[Material for the task Boundary: Start]

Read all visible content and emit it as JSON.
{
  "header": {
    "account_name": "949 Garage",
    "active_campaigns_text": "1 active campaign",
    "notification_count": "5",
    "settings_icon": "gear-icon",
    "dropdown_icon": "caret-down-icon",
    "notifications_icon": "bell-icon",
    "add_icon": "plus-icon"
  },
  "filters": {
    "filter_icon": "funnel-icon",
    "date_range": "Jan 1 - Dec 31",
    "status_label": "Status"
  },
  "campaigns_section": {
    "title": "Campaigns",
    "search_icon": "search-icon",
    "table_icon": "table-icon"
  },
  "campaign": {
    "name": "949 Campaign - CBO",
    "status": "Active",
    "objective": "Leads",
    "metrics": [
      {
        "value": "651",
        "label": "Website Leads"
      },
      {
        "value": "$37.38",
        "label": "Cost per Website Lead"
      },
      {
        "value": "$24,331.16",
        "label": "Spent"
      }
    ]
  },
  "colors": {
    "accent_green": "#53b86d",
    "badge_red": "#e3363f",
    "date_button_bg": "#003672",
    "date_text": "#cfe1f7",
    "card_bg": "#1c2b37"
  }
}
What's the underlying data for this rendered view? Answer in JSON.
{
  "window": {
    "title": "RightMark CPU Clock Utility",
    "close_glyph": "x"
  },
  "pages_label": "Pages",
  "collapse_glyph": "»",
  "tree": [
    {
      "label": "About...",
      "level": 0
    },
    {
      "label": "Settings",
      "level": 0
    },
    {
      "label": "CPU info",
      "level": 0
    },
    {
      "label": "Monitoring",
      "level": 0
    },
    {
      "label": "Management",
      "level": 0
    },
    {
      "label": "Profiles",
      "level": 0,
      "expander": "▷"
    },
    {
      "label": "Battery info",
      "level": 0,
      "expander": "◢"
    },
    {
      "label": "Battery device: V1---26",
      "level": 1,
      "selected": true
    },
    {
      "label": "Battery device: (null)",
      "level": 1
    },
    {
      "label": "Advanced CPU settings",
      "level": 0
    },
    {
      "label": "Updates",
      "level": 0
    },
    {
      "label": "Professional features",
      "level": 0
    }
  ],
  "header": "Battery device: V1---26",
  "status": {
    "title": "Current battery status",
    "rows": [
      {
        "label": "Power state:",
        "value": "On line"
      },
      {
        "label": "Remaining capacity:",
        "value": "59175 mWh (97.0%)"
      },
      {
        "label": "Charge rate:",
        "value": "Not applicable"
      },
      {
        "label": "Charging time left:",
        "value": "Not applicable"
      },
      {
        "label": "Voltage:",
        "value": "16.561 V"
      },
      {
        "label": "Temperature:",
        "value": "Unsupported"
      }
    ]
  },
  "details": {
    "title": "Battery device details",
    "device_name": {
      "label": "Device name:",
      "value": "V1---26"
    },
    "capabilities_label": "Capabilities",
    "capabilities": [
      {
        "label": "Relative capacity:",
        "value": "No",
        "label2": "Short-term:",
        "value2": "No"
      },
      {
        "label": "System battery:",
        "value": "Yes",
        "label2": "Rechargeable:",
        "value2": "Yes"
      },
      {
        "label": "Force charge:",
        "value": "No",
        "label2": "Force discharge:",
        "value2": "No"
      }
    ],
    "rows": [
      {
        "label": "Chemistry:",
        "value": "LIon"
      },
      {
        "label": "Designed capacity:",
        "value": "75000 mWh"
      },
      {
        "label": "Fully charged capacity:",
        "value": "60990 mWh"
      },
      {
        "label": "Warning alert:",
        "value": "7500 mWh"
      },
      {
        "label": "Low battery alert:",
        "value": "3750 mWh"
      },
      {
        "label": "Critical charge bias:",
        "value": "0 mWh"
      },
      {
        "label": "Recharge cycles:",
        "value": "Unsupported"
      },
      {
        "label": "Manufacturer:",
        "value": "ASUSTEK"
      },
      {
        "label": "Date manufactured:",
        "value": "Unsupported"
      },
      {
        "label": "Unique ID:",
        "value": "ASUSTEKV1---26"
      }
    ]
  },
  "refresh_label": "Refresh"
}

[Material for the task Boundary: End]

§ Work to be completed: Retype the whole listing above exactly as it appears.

§ Response area:
Read all visible content and emit it as JSON.
{
  "header": {
    "account_name": "949 Garage",
    "active_campaigns_text": "1 active campaign",
    "notification_count": "5",
    "settings_icon": "gear-icon",
    "dropdown_icon": "caret-down-icon",
    "notifications_icon": "bell-icon",
    "add_icon": "plus-icon"
  },
  "filters": {
    "filter_icon": "funnel-icon",
    "date_range": "Jan 1 - Dec 31",
    "status_label": "Status"
  },
  "campaigns_section": {
    "title": "Campaigns",
    "search_icon": "search-icon",
    "table_icon": "table-icon"
  },
  "campaign": {
    "name": "949 Campaign - CBO",
    "status": "Active",
    "objective": "Leads",
    "metrics": [
      {
        "value": "651",
        "label": "Website Leads"
      },
      {
        "value": "$37.38",
        "label": "Cost per Website Lead"
      },
      {
        "value": "$24,331.16",
        "label": "Spent"
      }
    ]
  },
  "colors": {
    "accent_green": "#53b86d",
    "badge_red": "#e3363f",
    "date_button_bg": "#003672",
    "date_text": "#cfe1f7",
    "card_bg": "#1c2b37"
  }
}
What's the underlying data for this rendered view? Answer in JSON.
{
  "window": {
    "title": "RightMark CPU Clock Utility",
    "close_glyph": "x"
  },
  "pages_label": "Pages",
  "collapse_glyph": "»",
  "tree": [
    {
      "label": "About...",
      "level": 0
    },
    {
      "label": "Settings",
      "level": 0
    },
    {
      "label": "CPU info",
      "level": 0
    },
    {
      "label": "Monitoring",
      "level": 0
    },
    {
      "label": "Management",
      "level": 0
    },
    {
      "label": "Profiles",
      "level": 0,
      "expander": "▷"
    },
    {
      "label": "Battery info",
      "level": 0,
      "expander": "◢"
    },
    {
      "label": "Battery device: V1---26",
      "level": 1,
      "selected": true
    },
    {
      "label": "Battery device: (null)",
      "level": 1
    },
    {
      "label": "Advanced CPU settings",
      "level": 0
    },
    {
      "label": "Updates",
      "level": 0
    },
    {
      "label": "Professional features",
      "level": 0
    }
  ],
  "header": "Battery device: V1---26",
  "status": {
    "title": "Current battery status",
    "rows": [
      {
        "label": "Power state:",
        "value": "On line"
      },
      {
        "label": "Remaining capacity:",
        "value": "59175 mWh (97.0%)"
      },
      {
        "label": "Charge rate:",
        "value": "Not applicable"
      },
      {
        "label": "Charging time left:",
        "value": "Not applicable"
      },
      {
        "label": "Voltage:",
        "value": "16.561 V"
      },
      {
        "label": "Temperature:",
        "value": "Unsupported"
      }
    ]
  },
  "details": {
    "title": "Battery device details",
    "device_name": {
      "label": "Device name:",
      "value": "V1---26"
    },
    "capabilities_label": "Capabilities",
    "capabilities": [
      {
        "label": "Relative capacity:",
        "value": "No",
        "label2": "Short-term:",
        "value2": "No"
      },
      {
        "label": "System battery:",
        "value": "Yes",
        "label2": "Rechargeable:",
        "value2": "Yes"
      },
      {
        "label": "Force charge:",
        "value": "No",
        "label2": "Force discharge:",
        "value2": "No"
      }
    ],
    "rows": [
      {
        "label": "Chemistry:",
        "value": "LIon"
      },
      {
        "label": "Designed capacity:",
        "value": "75000 mWh"
      },
      {
        "label": "Fully charged capacity:",
        "value": "60990 mWh"
      },
      {
        "label": "Warning alert:",
        "value": "7500 mWh"
      },
      {
        "label": "Low battery alert:",
        "value": "3750 mWh"
      },
      {
        "label": "Critical charge bias:",
        "value": "0 mWh"
      },
      {
        "label": "Recharge cycles:",
        "value": "Unsupported"
      },
      {
        "label": "Manufacturer:",
        "value": "ASUSTEK"
      },
      {
        "label": "Date manufactured:",
        "value": "Unsupported"
      },
      {
        "label": "Unique ID:",
        "value": "ASUSTEKV1---26"
      }
    ]
  },
  "refresh_label": "Refresh"
}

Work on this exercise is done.